The high investment cost of proton therapy centers could be lowered by building just one single room systems. When a accelerator serves a single treatment room, the beam line could be minimized to cut the cost further. One of the systems available on the market today is cutting the Momentum Analysis system (MAS, Momentum analyser), and degrading the beam directely in front of the patient. The momentum of the beam is then larger compared to other systems, which further enlarges the distal dose falloff, a common dosimetric parameter used in clinics. A higher distal dose falloff will create a higher dose to organs at risk behind the tumor volume, which enlarges the NTCP, as shown in the figure.


In this thesis a simplified 250 MEV proton beam is degraded through PMMA and dropped into a water phantom. The thickness of PMMA is varied to get different clinical relevant ranges. Other proton beams were dropped directly into the water phantom, with realistic ESS/Synchrotron parameters. The bragg curves of the beams were recorded by a usrbin-card in FLUKA, and the range (90%) and distal dose falloff (80%-20%) were analysed by a matlab script. The plot shows the 5 different beams.

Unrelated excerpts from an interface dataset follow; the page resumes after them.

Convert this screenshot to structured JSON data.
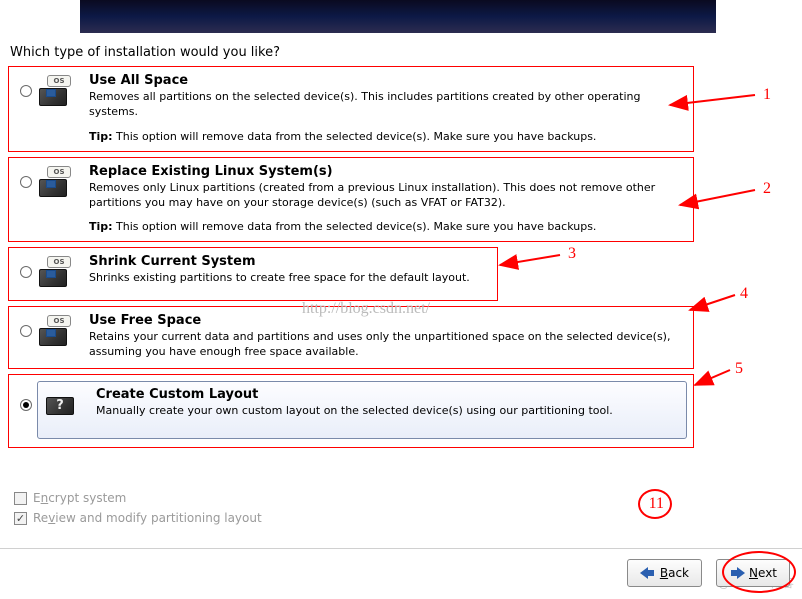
{
  "question": "Which type of installation would you like?",
  "options": {
    "use_all_space": {
      "title": "Use All Space",
      "desc": "Removes all partitions on the selected device(s).  This includes partitions created by other operating systems.",
      "tip_label": "Tip:",
      "tip": "This option will remove data from the selected device(s).  Make sure you have backups.",
      "selected": false,
      "icon": "disk-os"
    },
    "replace_linux": {
      "title": "Replace Existing Linux System(s)",
      "desc": "Removes only Linux partitions (created from a previous Linux installation).  This does not remove other partitions you may have on your storage device(s) (such as VFAT or FAT32).",
      "tip_label": "Tip:",
      "tip": "This option will remove data from the selected device(s).  Make sure you have backups.",
      "selected": false,
      "icon": "disk-os"
    },
    "shrink": {
      "title": "Shrink Current System",
      "desc": "Shrinks existing partitions to create free space for the default layout.",
      "selected": false,
      "icon": "disk-os"
    },
    "use_free_space": {
      "title": "Use Free Space",
      "desc": "Retains your current data and partitions and uses only the unpartitioned space on the selected device(s), assuming you have enough free space available.",
      "selected": false,
      "icon": "disk-os"
    },
    "custom": {
      "title": "Create Custom Layout",
      "desc": "Manually create your own custom layout on the selected device(s) using our partitioning tool.",
      "selected": true,
      "icon": "disk-question"
    }
  },
  "checkboxes": {
    "encrypt": {
      "label_pre": "E",
      "label_ul": "n",
      "label_post": "crypt system",
      "checked": false,
      "enabled": false
    },
    "review": {
      "label_pre": "Re",
      "label_ul": "v",
      "label_post": "iew and modify partitioning layout",
      "checked": true,
      "enabled": false
    }
  },
  "buttons": {
    "back_ul": "B",
    "back_rest": "ack",
    "next_ul": "N",
    "next_rest": "ext"
  },
  "annotations": {
    "n1": "1",
    "n2": "2",
    "n3": "3",
    "n4": "4",
    "n5": "5",
    "n11": "11"
  },
  "watermark": "http://blog.csdn.net/",
  "watermark2": "@51CTO博客"
}
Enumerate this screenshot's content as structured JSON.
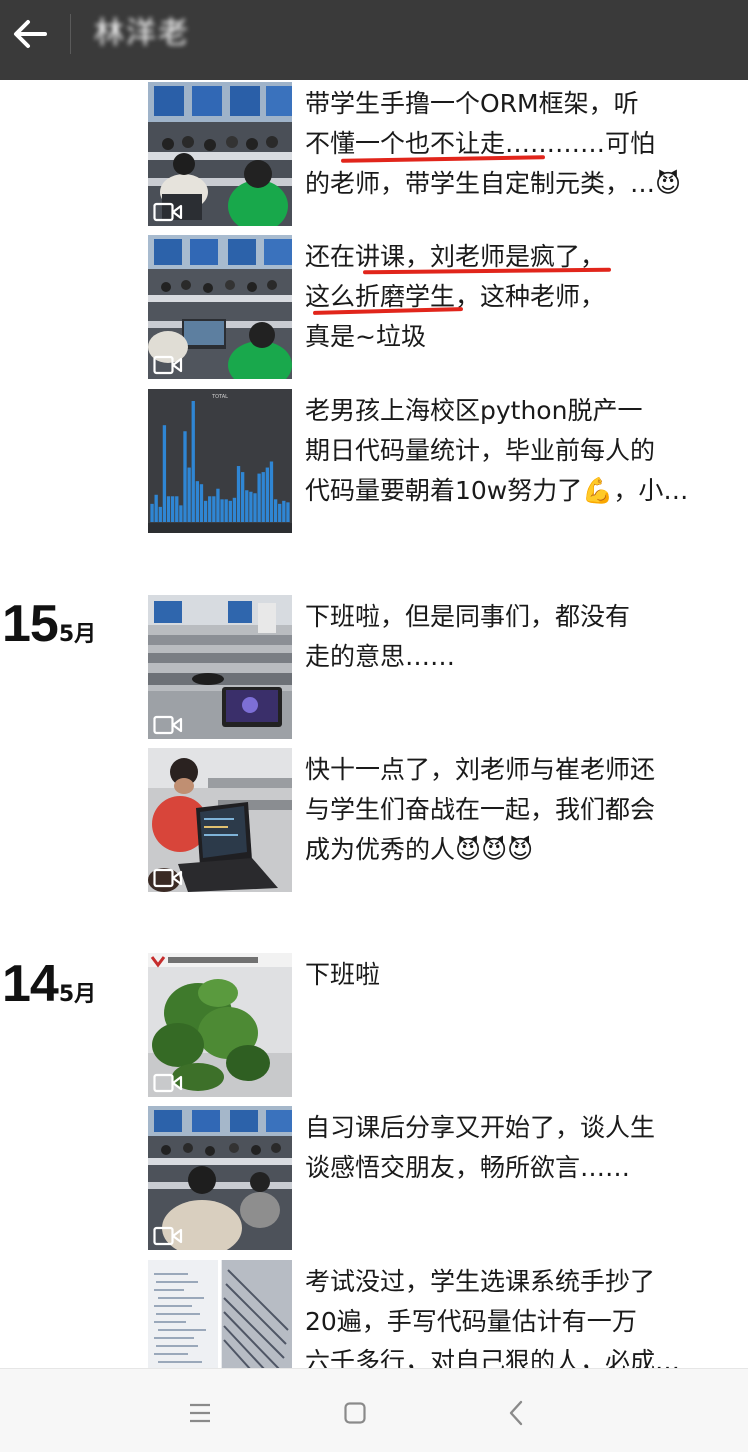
{
  "header": {
    "back_label": "←",
    "title": "林洋老"
  },
  "groups": [
    {
      "day": "",
      "month": "",
      "posts": [
        {
          "lines": [
            "带学生手撸一个ORM框架，听",
            "不懂一个也不让走…………可怕",
            "的老师，带学生自定制元类，…😈"
          ],
          "thumb": "classroom-photo",
          "video": true
        },
        {
          "lines": [
            "还在讲课，刘老师是疯了，",
            "这么折磨学生，这种老师，",
            "真是~垃圾"
          ],
          "thumb": "classroom-photo",
          "video": true
        },
        {
          "lines": [
            "老男孩上海校区python脱产一",
            "期日代码量统计，毕业前每人的",
            "代码量要朝着10w努力了💪，小…"
          ],
          "thumb": "code-stats-chart",
          "video": false
        }
      ]
    },
    {
      "day": "15",
      "month": "5月",
      "posts": [
        {
          "lines": [
            "下班啦，但是同事们，都没有",
            "走的意思……"
          ],
          "thumb": "classroom-photo",
          "video": true
        },
        {
          "lines": [
            "快十一点了，刘老师与崔老师还",
            "与学生们奋战在一起，我们都会",
            "成为优秀的人😈😈😈"
          ],
          "thumb": "student-laptop-photo",
          "video": true
        }
      ]
    },
    {
      "day": "14",
      "month": "5月",
      "posts": [
        {
          "lines": [
            "下班啦"
          ],
          "thumb": "office-plant-photo",
          "video": true
        },
        {
          "lines": [
            "自习课后分享又开始了，谈人生",
            "谈感悟交朋友，畅所欲言……"
          ],
          "thumb": "classroom-photo",
          "video": true
        },
        {
          "lines": [
            "考试没过，学生选课系统手抄了",
            "20遍，手写代码量估计有一万",
            "六千多行，对自己狠的人，必成…"
          ],
          "thumb": "handwritten-code-photo",
          "video": false
        }
      ]
    }
  ],
  "chart_thumb": {
    "title": "TOTAL",
    "values": [
      12,
      18,
      10,
      64,
      17,
      17,
      17,
      11,
      60,
      36,
      80,
      27,
      25,
      14,
      17,
      17,
      22,
      15,
      15,
      14,
      16,
      37,
      33,
      21,
      20,
      19,
      32,
      33,
      36,
      40,
      15,
      12,
      14,
      13
    ]
  },
  "navbar": {
    "menu_icon": "menu-icon",
    "home_icon": "home-icon",
    "back_icon": "back-icon"
  }
}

As seen, the systems without a momentum analyser have a constant distal dose falloff for all ranges, compared to the ESS/synchrotron systems, which have an almost proportional ratio between the parameters.

At deep treatment depths (prostate etc.), the clinically differences between the systems nearly negligible. But for shallow treatment depths (Breast, spine etc), the should be accounted for. For some conditions, as left sided breast cancer, treatment with such a system MIGHT not be favoured over high precision photon therapy. Multiple dose plans should be made and compared for these potential cancer type, to either confirm or rule out the possible dosimetric consequence of dropping the MAS.

The thesis was written in a project course at NTNU under supervision of Pål Erik Goa, in collaboration with Kristian Smeland Ytre-Hauge.

Files:

Fluka input file (change from .txt to .inp)

Flair file

Project report


Simulations of Neutron Fluence Through Concrete Wall in Proton Therapy - Project thesis by John Alfred Brennsæter

In proton therapy secondary particles are generated when the protons interact with matter. As the protons have larger energy than photons in conventional radiation therapy, there are generated neutrons with higher energy. This leads to that thick walls are needed to keep the neutron radiation from the treatment room away from the surroundings.

In this thesis proton beams with varying energy from 70 - 250 MeV have been dumped in a water phantom of (100x30x40)cm3 . The neutron fluence was recorded by the usrbin-card, and the energy spectrum was recorded by the usrbdx-card.

This simulations show that the penetration depths of neutrons are increasing with increasing proton beam energy.

The thesis was written in a project course at NTNU under supervision of Pål Erik Goa, in collaboration with Kristian Smeland Ytre-Hauge.

Files:

Fluka input file (change from .txt to .inp )

Flair file

Project report


2013:

Simulations of a Therapeutic Proton Beam with FLUKA Monte Carlo Code and Varian Eclipse Proton Planning Software - Master thesis work by Kine Johnsen

The purpose of this project has been to apply Monte Carlo software to simulate a proton beam resembling a therapeutic beam, and to study the interactions of this beam in phantoms of various design.

The Monte Carlo simulations were compared to results from Eclipse (a clinical dose planning system). The overall agreement between the two calculation methods were adequate, especially with respect to dose coverage within the defined target volume. However, when introducing different materials such as bone, air and aluminium into the geometry, the differences between the two methods became apparent and it illustrates the tentative limitations of a fast, clinical optimized, dose planning tool compared with a more accurate and detailed, hence tentatively slower, Monte Carlo simulation tool.

Kine looked into the source.f user routine in FLUKA in order to be able to define more complex beams than a simple pencil beam. Some example files for creating Spread-Out-Bragg-Peaks for protons and Fluka input files are available here:

source_kine.f

The thesis is available in pdf format here.


Biasing exercise from Workshop